The Helen Plum Library today
2. Ibid. ↵
3. Ibid. ↵
4. Jean Crockett, “A Look at Lilacia Park – Jens Jensen,” Lombard Historical Society, May 4, 2020. https://www.lombardhistory.org/blog/2020/5/4/a-look-at-lilacia-park-jens-jensen ↵
5. “Lilacia Park Historic District,” National Register of Historic Places, Registration Form. ↵
6. “About,” Helen Plum Library, Our Next Steps. https://helenplumnextchapter.org/about-us/#OurHistory ↵
7. Ibid. ↵
8. Shawn Vanness, “I Bore Witness Robert Diamant,” Miami University, University Libraries, Apr 22, 2020. https://www.lib.miamioh.edu/2020-04-22-I-bore-witness-Robert-Diamant ↵
9. “In Memory: Robert Diamant, Former SOM Partner,” SOM, January 14, 2015. https://www.som.com/news/in-memory-robert-diamant-former-som-partner/ ↵
11. “2016 General Election,” DuPage County, November 8, 2016. https://www.dupageresults.gov/IL/DuPage/71876/Web02.193546/#/ ↵
12. “Park District QA on Helen Plum Library,” Lombard Park District, January 23, 2019. https://lombardparks.com/wp-content/uploads/2019/01/Park-District-QA-on-Helen-Plum-Library.pdf ↵
13. “Groundbreaking at the Site of the New Helen Plum Library,” Helen Plum Library, June 23, 2021. https://www.helenplum.org/blog-entries/groundbreaking-site-new-helen-plum-library ↵
14. “Plans for 110 West Maple Street,” Helen Plum Library, March 16, 2022. https://www.helenplum.org/blog-entries/plans-110-west-maple-street ↵
15. William Grady and Tribune staff reporter, “Theater rehab plan faces skeptics,” Chicago Tribune, April 7, 2005. https://www.chicagotribune.com/news/ct-xpm-2005-04-07-0504070319-story.html ↵
16. “Lombard hosts groundbreaking for luxury apartments,” Holladay Properties, LLC, June 18, 2021. https://www.holladayproperties.com/blog/lilac-groundbreaking/ ↵
Iker Gil is the founder of MAS Studio, Editor in Chief of the nonprofit MAS Context, and Executive Director of the SOM Foundation.

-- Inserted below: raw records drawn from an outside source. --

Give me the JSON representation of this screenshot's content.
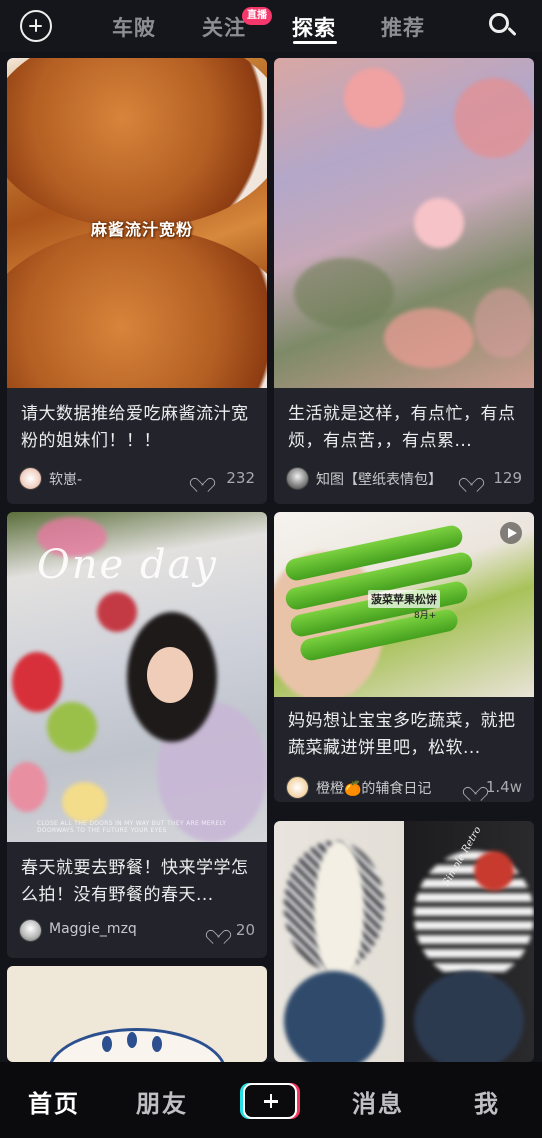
{
  "topbar": {
    "tabs": [
      "车陂",
      "关注",
      "探索",
      "推荐"
    ],
    "active_tab": "探索",
    "live_badge": "直播",
    "add_icon": "plus-circle-icon",
    "search_icon": "search-icon"
  },
  "feed": [
    {
      "overlay_text": "麻酱流汁宽粉",
      "caption": "请大数据推给爱吃麻酱流汁宽粉的姐妹们！！！",
      "author": "软崽-",
      "likes": "232"
    },
    {
      "caption": "生活就是这样，有点忙，有点烦，有点苦，，有点累...",
      "author": "知图【壁纸表情包】",
      "likes": "129"
    },
    {
      "overlay_text": "One day",
      "overlay_fine": "CLOSE ALL THE DOORS IN MY WAY BUT THEY ARE MERELY DOORWAYS TO THE FUTURE YOUR EYES",
      "caption": "春天就要去野餐！快来学学怎么拍！没有野餐的春天...",
      "author": "Maggie_mzq",
      "likes": "20"
    },
    {
      "overlay_text": "菠菜苹果松饼",
      "overlay_sub": "8月+",
      "caption": "妈妈想让宝宝多吃蔬菜，就把蔬菜藏进饼里吧，松软...",
      "author": "橙橙🍊的辅食日记",
      "likes": "1.4w",
      "is_video": true
    },
    {
      "overlay_text": "Simple Retro"
    },
    {}
  ],
  "bottombar": {
    "items": [
      "首页",
      "朋友",
      "消息",
      "我"
    ],
    "active": "首页",
    "create_icon": "plus-icon"
  },
  "colors": {
    "background": "#131419",
    "card": "#22232b",
    "live_badge": "#f4386b",
    "accent_cyan": "#24e0e4",
    "accent_red": "#f6375f"
  }
}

Gil has edited or coedited several books including Radical Logic: On the Work of Ensamble Studio and Shanghai Transforming. He has curated multiple exhibitions including Exhibit Columbus 2020–2021, Nocturnal Landscapes, Poured Architecture: Sergio Prego on Miguel Fisac, and BOLD: Alternative Scenarios for Chicago, part of the inaugural Chicago Architecture Biennial, and was Associate Curator of the US Pavilion for the 2018 Venice Architecture Biennale. He has taught at the School of the Art Institute of Chicago (SAIC), University of Illinois at Chicago (UIC), and the Illinois Institute of Technology (IIT).
www.mas-studio.com | @MASContext
Julie Michiels is an architect and the design leader for SOM Chicago’s Interiors Practice. She has two decades of experience as an architect, interior designer, and project leader, with an extensive portfolio which includes civic, residential, commercial, mixed-use, transportation, health, and education projects. She has also been a contributing editor of MAS Context since 2009.